The U.S., Canada and Mexico said they’ve made some progress in the latest round of NAFTA talks, while America’s trade chief warned he’d like negotiations to speed up.
U.S. Trade Representative Robert Lighthizer, Canadian Foreign Minister Chrystia Freeland and Mexican Economy Minister Ildefonso Guajardo met privately in Montreal on Jan. 29 before making a joint appearance before the press. The more positive mood since the last time the trade chiefs met three months ago suggested that a collapse of the talks wasn’t imminent.
Lighthizer said “some progress was made” in the latest round, including on some of the toughest issues. Freeland said she was pleased with progress so far and Guajardo said the three countries are on the “right track” to reach a deal.
“We finally began to discuss some of the core issues, so this round was a step forward. But we are progressing very slowly,” Lighthizer said. “We owe it to our citizens who are operating in a state of uncertainty to move much faster.”
The peso pared its loss to 0.3% after Guajardo, who spoke first at the press conference, said that there had been many advances at the Montreal talks. The currency then dipped again after Lighthizer spoke.
While NAFTA looks to be salvaged for now, talks could run for months or into next year as the three hash out differences. The press conference capped round six, where negotiators over the past week agreed on a proposal related to fighting corruption. That followed agreements in previous rounds on small- and medium-sized businesses and competition.
Hanging over talks is U.S. President Donald Trump’s threat to quit the 24-year-old trade pact. Trump has regularly called it a horrible deal and blamed it for U.S. manufacturing job losses, pledging as recently as last week to renegotiate or give a sixth-month notice of withdrawal. Trump, speaking separately on Jan. 29, said a key feature of his State of the Union address on Jan. 30 will be the need for more fair and reciprocal trade.
In his remarks, Lighthizer took aim at Canada in particular, saying its recent World Trade Organization challenge against the U.S. is “a massive attack on all of our trade laws.” He also rejected a Canadian proposal on content rules for cars in NAFTA, saying it would reduce the share of a vehicle made within the region. “This is the opposite of what we are trying to do,” said Lighthizer.

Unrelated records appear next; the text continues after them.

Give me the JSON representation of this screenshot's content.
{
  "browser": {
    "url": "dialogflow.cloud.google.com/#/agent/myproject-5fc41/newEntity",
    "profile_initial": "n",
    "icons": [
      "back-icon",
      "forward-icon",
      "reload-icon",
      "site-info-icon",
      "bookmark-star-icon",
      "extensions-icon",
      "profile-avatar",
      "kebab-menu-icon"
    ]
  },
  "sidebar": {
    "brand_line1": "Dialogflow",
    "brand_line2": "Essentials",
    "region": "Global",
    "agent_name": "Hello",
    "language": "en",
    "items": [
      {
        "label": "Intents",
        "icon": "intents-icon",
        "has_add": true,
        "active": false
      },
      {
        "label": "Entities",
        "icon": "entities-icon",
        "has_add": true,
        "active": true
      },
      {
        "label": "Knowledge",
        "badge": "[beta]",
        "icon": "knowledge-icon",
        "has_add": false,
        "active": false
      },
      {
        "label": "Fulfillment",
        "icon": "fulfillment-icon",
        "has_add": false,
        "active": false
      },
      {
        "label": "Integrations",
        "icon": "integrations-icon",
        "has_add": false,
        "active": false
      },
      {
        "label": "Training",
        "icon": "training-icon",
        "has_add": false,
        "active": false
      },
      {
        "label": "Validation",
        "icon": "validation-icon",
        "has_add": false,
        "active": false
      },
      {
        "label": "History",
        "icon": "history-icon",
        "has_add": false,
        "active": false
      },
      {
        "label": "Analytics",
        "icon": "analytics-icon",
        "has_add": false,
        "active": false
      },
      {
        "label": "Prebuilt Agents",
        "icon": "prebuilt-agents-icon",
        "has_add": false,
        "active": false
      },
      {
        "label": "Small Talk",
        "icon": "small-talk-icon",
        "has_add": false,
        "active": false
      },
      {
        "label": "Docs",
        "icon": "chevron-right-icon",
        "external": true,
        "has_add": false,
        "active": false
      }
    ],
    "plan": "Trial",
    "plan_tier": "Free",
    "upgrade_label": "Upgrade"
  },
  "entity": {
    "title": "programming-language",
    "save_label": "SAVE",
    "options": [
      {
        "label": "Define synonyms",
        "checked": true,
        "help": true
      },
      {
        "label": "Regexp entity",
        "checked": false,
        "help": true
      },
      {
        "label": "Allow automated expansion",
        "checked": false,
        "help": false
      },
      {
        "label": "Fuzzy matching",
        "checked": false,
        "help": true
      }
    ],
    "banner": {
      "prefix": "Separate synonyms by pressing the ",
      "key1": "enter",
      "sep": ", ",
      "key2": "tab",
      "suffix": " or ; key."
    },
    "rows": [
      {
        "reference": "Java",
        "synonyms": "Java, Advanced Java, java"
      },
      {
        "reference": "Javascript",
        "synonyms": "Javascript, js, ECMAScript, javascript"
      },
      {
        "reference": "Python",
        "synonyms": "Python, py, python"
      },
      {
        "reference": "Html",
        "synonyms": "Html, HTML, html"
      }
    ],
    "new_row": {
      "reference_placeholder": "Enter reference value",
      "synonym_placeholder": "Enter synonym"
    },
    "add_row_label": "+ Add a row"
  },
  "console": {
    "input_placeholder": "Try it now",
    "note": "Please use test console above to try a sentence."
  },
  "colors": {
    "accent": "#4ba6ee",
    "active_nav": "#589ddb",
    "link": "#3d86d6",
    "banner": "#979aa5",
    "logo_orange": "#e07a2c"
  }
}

Guajardo said the countries are making progress with flexibility from all three nations. “We still have substantial challenges to overcome. Yet the progress made so far put us on the right track to create landing zones to conclude this process,” he said. Freeland praised the work of negotiators. “That work, I’m pleased to say, is beginning to bear fruit,” she said.
Lighthizer’s comments were more positive than the trio’s previous joint appearance in Washington in October, when he said he was “surprised and disappointed” by Canadian and Mexican positions so far. The Montreal gathering was the trio’s first since October, as they skipped subsequent meetings in Mexico City and Washington.
The most contentious U.S. demands are on the automotive industry, dairy and agriculture, dispute panels, government procurement and a five-year sunset clause that would kill NAFTA unless the three agree to extend it. This round saw Canadian “ideas” — officials wouldn’t call them them formal counter-proposals — on changing how a car’s value is calculated and adding periodic review, rather than a termination clause. Canada and Mexico have also threatened to keep some form of their own investor dispute system that the U.S. wants to opt out of.
Lighthizer said on Jan. 29 that he wants to see “major breakthroughs” before the next round of NAFTA talks, which is scheduled for Mexico City in late February.
With assistance by Justin Villamil